* [Task to carry out]: Look through the listing below and report the lines that have the word "state" in them.

** Opening Data shown block **

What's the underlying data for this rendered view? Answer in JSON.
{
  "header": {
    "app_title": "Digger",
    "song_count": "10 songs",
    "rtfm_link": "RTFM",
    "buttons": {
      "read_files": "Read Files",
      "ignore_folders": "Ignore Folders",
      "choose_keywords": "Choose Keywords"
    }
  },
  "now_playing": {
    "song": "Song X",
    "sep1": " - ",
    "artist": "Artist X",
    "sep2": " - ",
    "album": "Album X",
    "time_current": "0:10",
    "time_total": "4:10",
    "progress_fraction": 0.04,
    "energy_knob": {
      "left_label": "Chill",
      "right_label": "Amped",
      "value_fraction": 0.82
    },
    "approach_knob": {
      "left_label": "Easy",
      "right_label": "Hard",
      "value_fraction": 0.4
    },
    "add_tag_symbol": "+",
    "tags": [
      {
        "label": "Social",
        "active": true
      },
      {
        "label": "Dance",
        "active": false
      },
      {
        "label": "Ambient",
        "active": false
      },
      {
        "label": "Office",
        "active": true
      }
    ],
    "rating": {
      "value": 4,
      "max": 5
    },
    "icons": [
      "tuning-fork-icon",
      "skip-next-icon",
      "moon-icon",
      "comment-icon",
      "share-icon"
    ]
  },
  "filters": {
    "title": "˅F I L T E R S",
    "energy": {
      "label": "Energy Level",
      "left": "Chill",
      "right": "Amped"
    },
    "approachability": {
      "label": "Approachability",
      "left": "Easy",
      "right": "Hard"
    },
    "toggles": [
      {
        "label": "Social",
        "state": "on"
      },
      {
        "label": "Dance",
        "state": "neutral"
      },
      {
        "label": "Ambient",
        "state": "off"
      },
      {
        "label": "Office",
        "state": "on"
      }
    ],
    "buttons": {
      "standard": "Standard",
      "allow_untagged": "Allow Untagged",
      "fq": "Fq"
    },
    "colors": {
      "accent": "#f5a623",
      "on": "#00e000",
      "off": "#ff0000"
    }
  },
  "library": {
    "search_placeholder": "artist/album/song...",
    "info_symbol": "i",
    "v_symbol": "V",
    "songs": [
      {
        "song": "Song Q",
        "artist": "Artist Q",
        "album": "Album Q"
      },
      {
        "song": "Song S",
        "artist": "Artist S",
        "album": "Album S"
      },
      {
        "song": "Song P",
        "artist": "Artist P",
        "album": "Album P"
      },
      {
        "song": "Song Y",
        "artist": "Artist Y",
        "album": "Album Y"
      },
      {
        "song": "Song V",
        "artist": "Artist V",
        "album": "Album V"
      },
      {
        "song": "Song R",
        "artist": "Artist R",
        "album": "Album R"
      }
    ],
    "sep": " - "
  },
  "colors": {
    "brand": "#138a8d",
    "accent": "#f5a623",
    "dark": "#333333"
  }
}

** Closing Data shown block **

* [Response]:
        "state": "on"
        "state": "neutral"
        "state": "off"
        "state": "on"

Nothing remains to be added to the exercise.